Hutto formed a band in the early 1950s that featured himself as guitarist/vocalist, with Porkchop on washboard, Joe Custom on second guitar and George Mayweather on harmonica. He named the band The Hawks; a name that he would use with all of his subsequent bands throughout his life. The Hawks were given the opportunity to record for Chess' subsidiary label, Chance, in 1954, holding two sessions that resulted in a total of nine numbers. Six of these selections were released, including the single, "Now She's Gone." The public reception was only minor, perhaps mostly due to the ever-changing taste of the buying public at the time.

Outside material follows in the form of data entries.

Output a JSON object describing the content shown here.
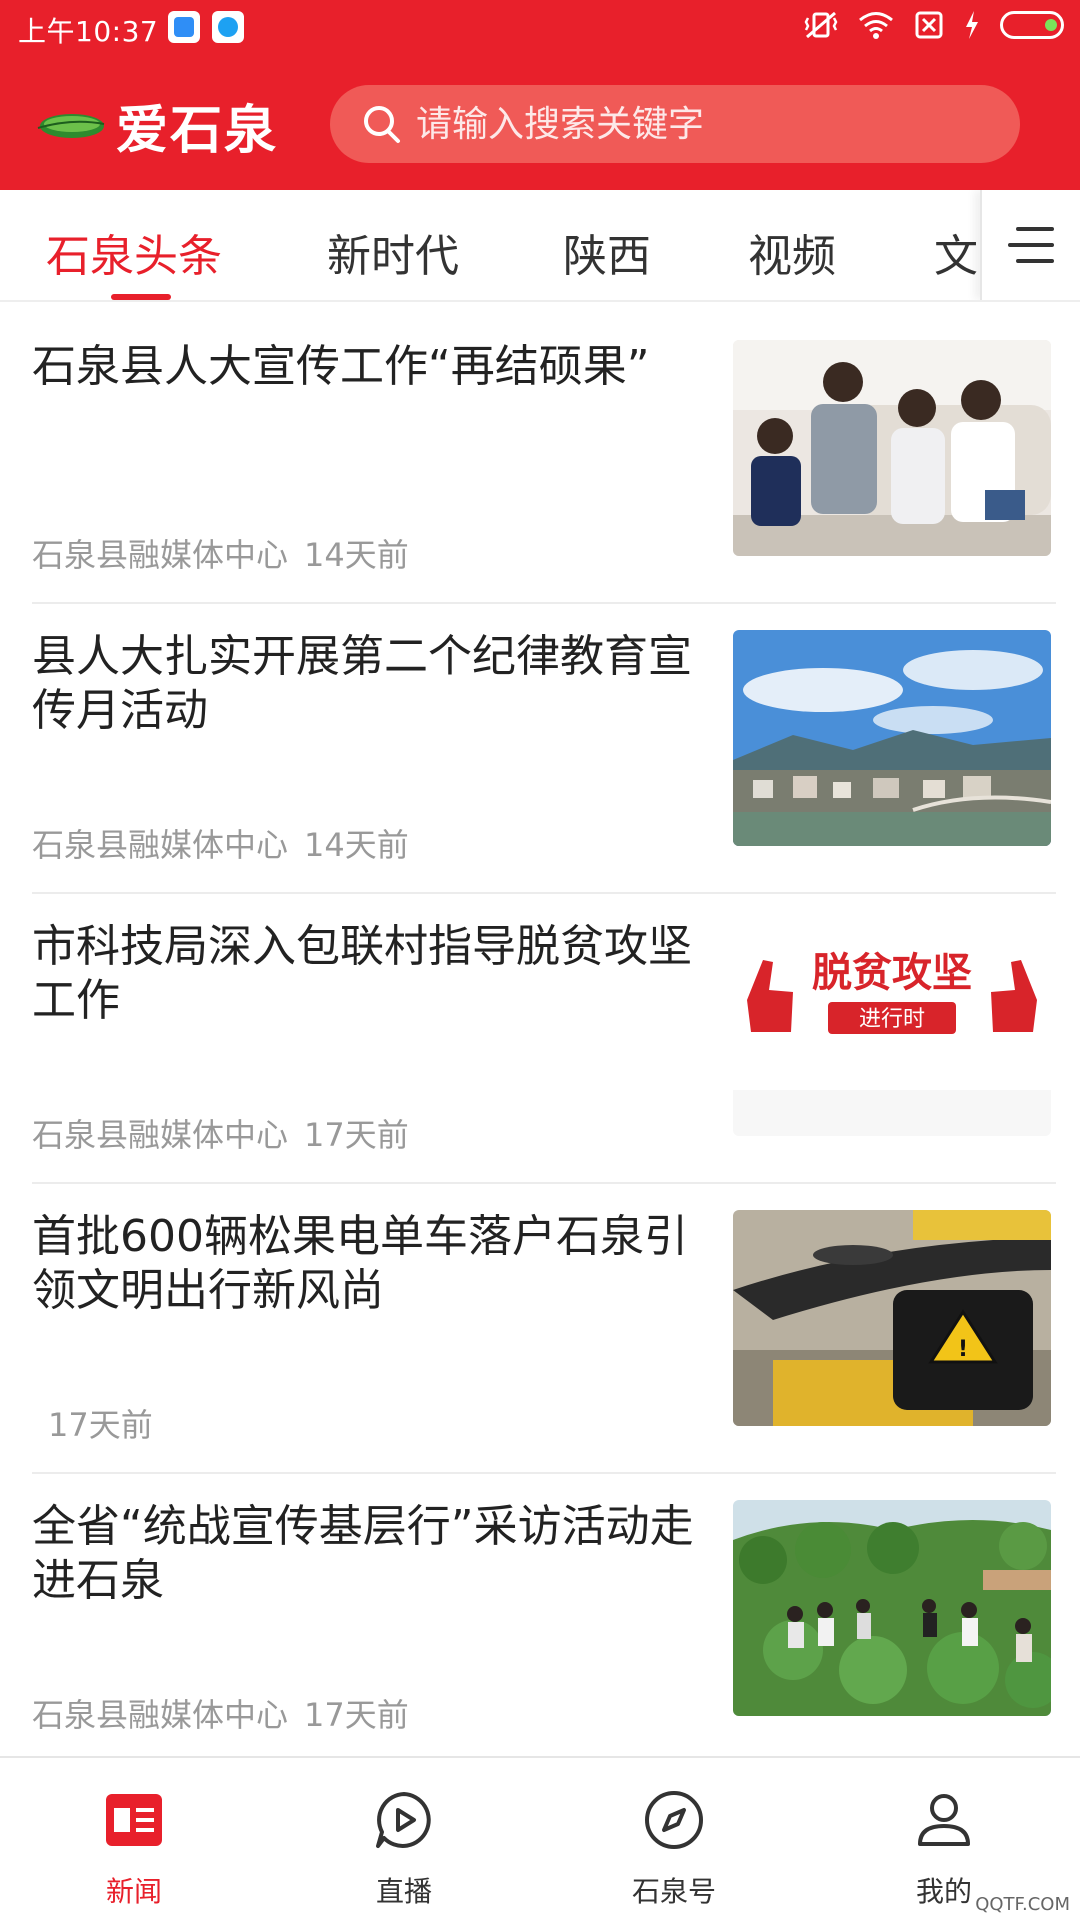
{
  "status_bar": {
    "time": "上午10:37"
  },
  "header": {
    "logo_text": "爱石泉",
    "search_placeholder": "请输入搜索关键字",
    "brand_color": "#e8202b"
  },
  "tabs": [
    {
      "label": "石泉头条",
      "active": true
    },
    {
      "label": "新时代",
      "active": false
    },
    {
      "label": "陕西",
      "active": false
    },
    {
      "label": "视频",
      "active": false
    },
    {
      "label": "文",
      "active": false
    }
  ],
  "news": [
    {
      "title": "石泉县人大宣传工作“再结硕果”",
      "source": "石泉县融媒体中心",
      "time": "14天前",
      "thumb": "family-photo"
    },
    {
      "title": "县人大扎实开展第二个纪律教育宣传月活动",
      "source": "石泉县融媒体中心",
      "time": "14天前",
      "thumb": "city-landscape"
    },
    {
      "title": "市科技局深入包联村指导脱贫攻坚工作",
      "source": "石泉县融媒体中心",
      "time": "17天前",
      "thumb": "poverty-alleviation-banner",
      "thumb_text": "脱贫攻坚",
      "thumb_subtext": "进行时"
    },
    {
      "title": "首批600辆松果电单车落户石泉引领文明出行新风尚",
      "source": "",
      "time": "17天前",
      "thumb": "electric-bike"
    },
    {
      "title": "全省“统战宣传基层行”采访活动走进石泉",
      "source": "石泉县融媒体中心",
      "time": "17天前",
      "thumb": "field-visit"
    }
  ],
  "bottom_nav": [
    {
      "label": "新闻",
      "icon": "news-icon",
      "active": true
    },
    {
      "label": "直播",
      "icon": "live-play-icon",
      "active": false
    },
    {
      "label": "石泉号",
      "icon": "compass-icon",
      "active": false
    },
    {
      "label": "我的",
      "icon": "user-icon",
      "active": false
    }
  ],
  "watermark": "QQTF.COM"
}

J.B. started to become disenchanted with performing due to the lack of the success he had hoped for. Finally, his displeasure took its toll one night while playing in a club. A couple began to fight in the audience and the woman involved grabbed J.B.'s guitar, breaking it over her husband's head. That was enough for Hutto. He walked away from music for the next 11 years, supplementing his income by working as a janitor in a funeral home.

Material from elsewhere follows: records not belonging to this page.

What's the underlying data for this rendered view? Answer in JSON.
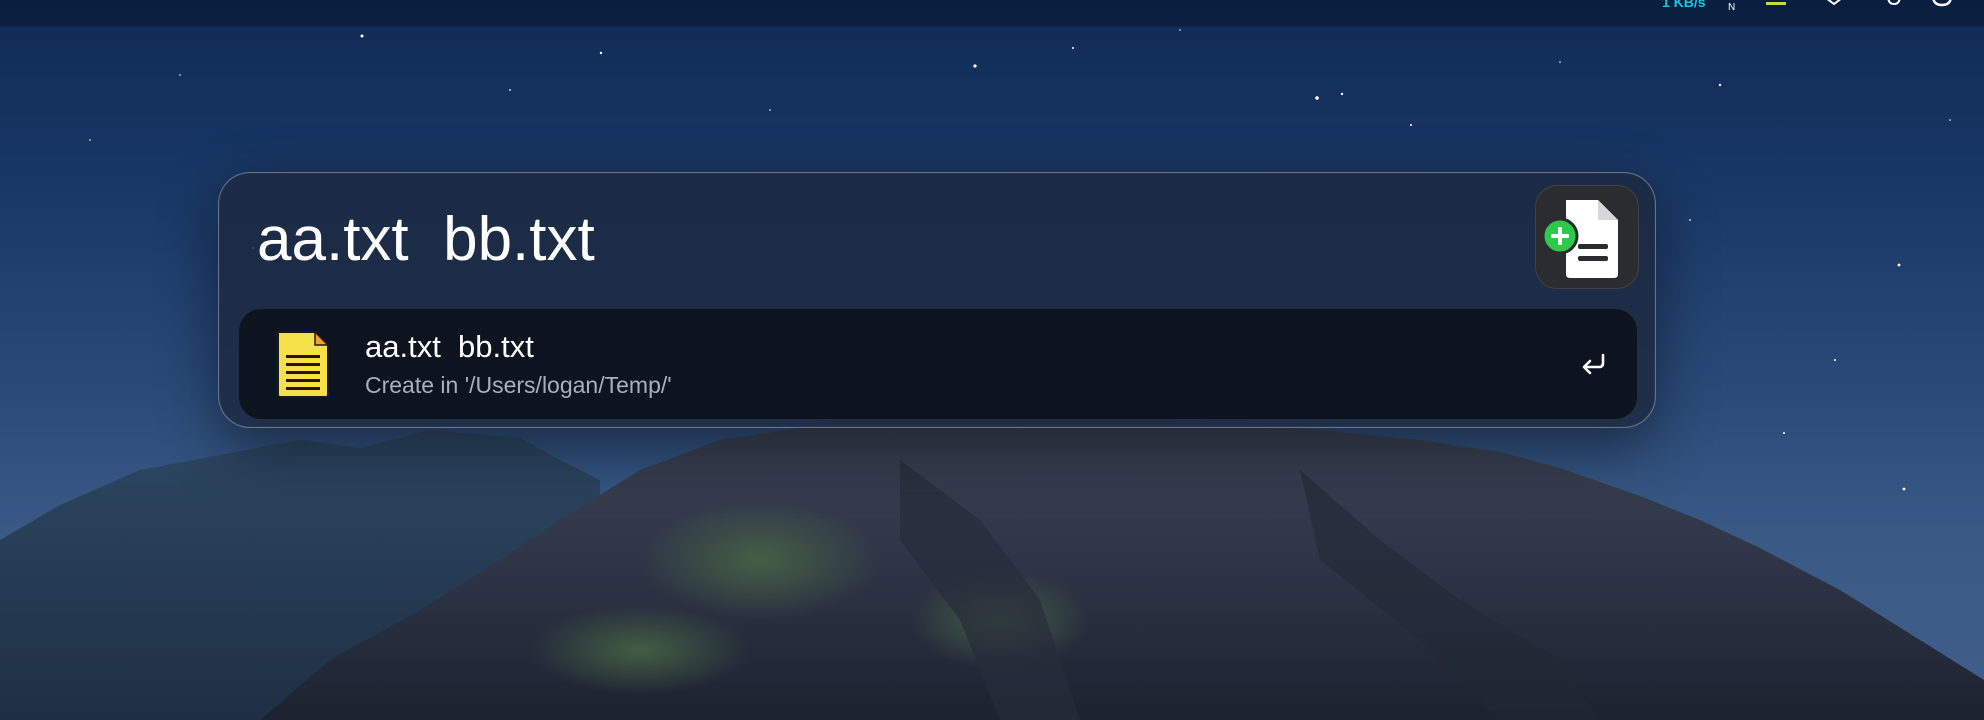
{
  "menubar": {
    "network_speed": "1 KB/s",
    "network_unit": "N"
  },
  "launcher": {
    "query": "aa.txt  bb.txt",
    "app_icon": "new-file-icon"
  },
  "results": [
    {
      "icon": "text-file-icon",
      "title": "aa.txt  bb.txt",
      "subtitle": "Create in '/Users/logan/Temp/'",
      "action_icon": "return-key-icon"
    }
  ],
  "colors": {
    "accent_plus": "#2ec84a",
    "file_yellow": "#f4e14a",
    "file_orange": "#f0a030",
    "net_speed": "#18c6e0"
  }
}
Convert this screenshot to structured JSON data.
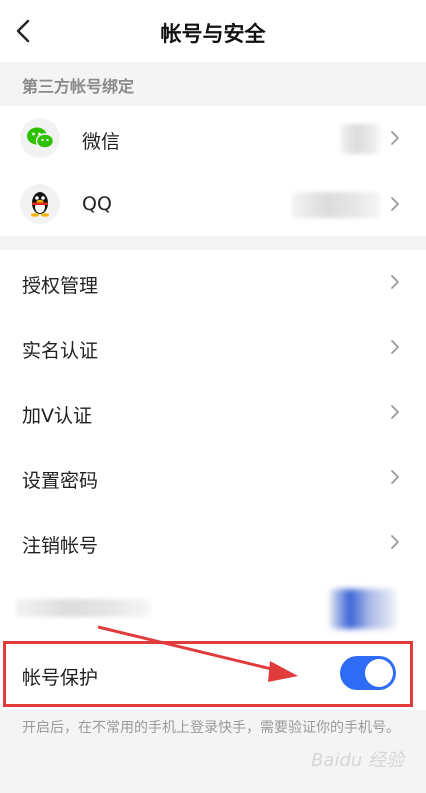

It was the death of his mentor Elmore James in 1963 that first made Hutto think about playing again. But, it wasn't until the following year he actually returned. He put together a new gathering of Hawks, including drummer Frank Kirkland and bass player Herman Hassell, also frequently working with Johnny Young and Big Walter Horton. The group soon became the house band for Turner's Blues Lounge and Hutto released an album in 1966 for Testament Records titled, "Master Of Modern Blues", which featured Young, Horton, bassist Lee Jackson and drummer Fred Below.

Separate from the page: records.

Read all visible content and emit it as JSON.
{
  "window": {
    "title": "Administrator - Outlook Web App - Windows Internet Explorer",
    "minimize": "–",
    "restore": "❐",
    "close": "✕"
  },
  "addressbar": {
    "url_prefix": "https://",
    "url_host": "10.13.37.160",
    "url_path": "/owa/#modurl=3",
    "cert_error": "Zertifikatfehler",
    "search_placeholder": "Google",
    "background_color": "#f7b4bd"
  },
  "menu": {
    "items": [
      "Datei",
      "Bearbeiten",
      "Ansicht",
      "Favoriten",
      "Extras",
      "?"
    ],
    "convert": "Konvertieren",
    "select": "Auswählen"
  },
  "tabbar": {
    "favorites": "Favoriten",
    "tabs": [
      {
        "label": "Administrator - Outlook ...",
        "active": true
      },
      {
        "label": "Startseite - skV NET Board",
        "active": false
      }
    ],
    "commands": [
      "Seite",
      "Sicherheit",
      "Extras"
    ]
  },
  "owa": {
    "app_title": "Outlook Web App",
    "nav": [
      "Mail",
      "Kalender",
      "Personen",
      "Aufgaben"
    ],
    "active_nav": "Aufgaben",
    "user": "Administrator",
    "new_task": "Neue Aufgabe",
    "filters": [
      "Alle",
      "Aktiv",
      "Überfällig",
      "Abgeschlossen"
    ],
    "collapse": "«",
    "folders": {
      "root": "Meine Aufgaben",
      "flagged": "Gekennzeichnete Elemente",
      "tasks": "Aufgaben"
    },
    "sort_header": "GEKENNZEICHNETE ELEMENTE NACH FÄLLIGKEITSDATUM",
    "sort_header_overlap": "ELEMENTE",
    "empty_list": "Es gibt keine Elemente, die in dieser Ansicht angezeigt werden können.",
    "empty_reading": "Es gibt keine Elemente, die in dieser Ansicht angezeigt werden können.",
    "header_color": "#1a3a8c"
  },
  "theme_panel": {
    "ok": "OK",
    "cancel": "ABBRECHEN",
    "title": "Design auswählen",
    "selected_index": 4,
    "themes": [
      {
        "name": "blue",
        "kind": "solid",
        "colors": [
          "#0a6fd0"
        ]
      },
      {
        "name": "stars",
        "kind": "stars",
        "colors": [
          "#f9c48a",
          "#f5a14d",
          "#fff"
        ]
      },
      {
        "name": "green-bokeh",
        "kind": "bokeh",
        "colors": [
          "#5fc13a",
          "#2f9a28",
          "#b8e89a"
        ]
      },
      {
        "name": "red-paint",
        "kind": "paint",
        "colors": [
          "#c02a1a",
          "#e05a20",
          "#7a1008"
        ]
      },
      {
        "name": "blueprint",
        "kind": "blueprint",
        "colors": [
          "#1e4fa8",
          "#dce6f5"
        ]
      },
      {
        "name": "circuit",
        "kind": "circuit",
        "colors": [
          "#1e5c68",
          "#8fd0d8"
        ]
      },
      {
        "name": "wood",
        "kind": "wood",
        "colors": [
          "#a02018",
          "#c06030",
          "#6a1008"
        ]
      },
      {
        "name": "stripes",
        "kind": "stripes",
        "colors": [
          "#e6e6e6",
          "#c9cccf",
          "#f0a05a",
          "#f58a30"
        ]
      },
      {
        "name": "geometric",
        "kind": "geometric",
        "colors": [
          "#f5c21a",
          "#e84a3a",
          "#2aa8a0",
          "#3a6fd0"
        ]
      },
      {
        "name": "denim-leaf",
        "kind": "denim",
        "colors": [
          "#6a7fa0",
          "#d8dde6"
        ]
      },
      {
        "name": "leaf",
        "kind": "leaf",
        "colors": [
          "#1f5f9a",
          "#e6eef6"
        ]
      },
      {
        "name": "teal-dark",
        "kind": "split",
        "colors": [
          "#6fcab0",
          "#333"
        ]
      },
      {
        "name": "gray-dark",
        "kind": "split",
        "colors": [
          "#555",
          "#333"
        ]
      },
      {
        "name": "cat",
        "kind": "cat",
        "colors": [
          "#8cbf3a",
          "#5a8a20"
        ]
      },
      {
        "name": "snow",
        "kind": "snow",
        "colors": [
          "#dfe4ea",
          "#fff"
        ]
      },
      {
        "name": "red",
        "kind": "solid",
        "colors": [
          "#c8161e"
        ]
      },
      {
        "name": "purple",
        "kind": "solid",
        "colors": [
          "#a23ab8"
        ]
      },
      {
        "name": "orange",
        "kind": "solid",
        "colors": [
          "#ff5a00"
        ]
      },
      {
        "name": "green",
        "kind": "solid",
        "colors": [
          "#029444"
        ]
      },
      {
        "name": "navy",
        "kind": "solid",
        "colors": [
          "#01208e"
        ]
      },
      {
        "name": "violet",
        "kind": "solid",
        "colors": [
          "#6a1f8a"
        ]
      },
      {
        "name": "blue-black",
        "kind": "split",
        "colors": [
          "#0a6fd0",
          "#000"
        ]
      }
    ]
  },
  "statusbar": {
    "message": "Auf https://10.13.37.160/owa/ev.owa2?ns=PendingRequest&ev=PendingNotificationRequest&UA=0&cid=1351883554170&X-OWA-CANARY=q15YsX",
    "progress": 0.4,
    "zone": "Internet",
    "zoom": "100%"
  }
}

In 1967, Delmark Records released the milestone compilation, "Chicago/The Blues/Today!" It prominently showcased J.B. Hutto and the Hawks on five cuts, considered by many to be some of the premier pieces of his career. They clearly displayed Hutto's fierce and pounding slide guitar. Delmark responded to the popularity of this album by releasing J.B.'s first full-length solo disc the next year, the brilliant masterpiece "Hawk Squad". Over the next 16 years, Hutto recorded with a variety of labels that would include JSP, Varrick and Wolf, releasing classic recordings such as 1973's, "Slidewinder", and 1983's, "Slippin' & Slidin'"
Hutto's good friend, Hound Dog Taylor, died in 1975 and it was J.B.'s fortune to inherit Taylor's band, The Houserockers, with Brewer Phillips and Ted Harvey. This was the only time during Hutto's career where he performed with a backing unit called anything other than The Hawks. The band never truly gelled as a group and never entered a studio to record. Several live performances were recorded during 1976 and 1977, including a show at Boston's famed Tea Party which was later released posthumously as "J.B. Hutto And The Houserockers Live 1977." Hutto eventually moved to Boston in the late-1970s, where he pieced together a new version of The Hawks.
Other than his stellar work as a slide player, J.B. Hutto was also regarded as a master showman. Following in the footsteps of people such as Guitar Slim, he took to wearing brightly-colored outfits and a wide array of hats. He was also known for walking a room with a lengthy extension to his guitar cord, casually jumping atop tables from time-to-time while performing.
Hutto returned to Illinois in the early 1980s, where he was diagnosed with cancer. He died in 1983 in Harvey, Illinois, and at the time of his passing, was considered one of the top-drawing Bluesmen working. His popularity can easily be pointed out by the fact that The Blues Foundation welcomed J.B.. Hutto into its Hall of Fame only two years Following his death. His legacy lives on, though, through the playing of his nephew, Lil' Ed Williams, who learned first-hand at the knee of Hutto, and also through all slide guitarists playing Blues today.
by Greg Johnson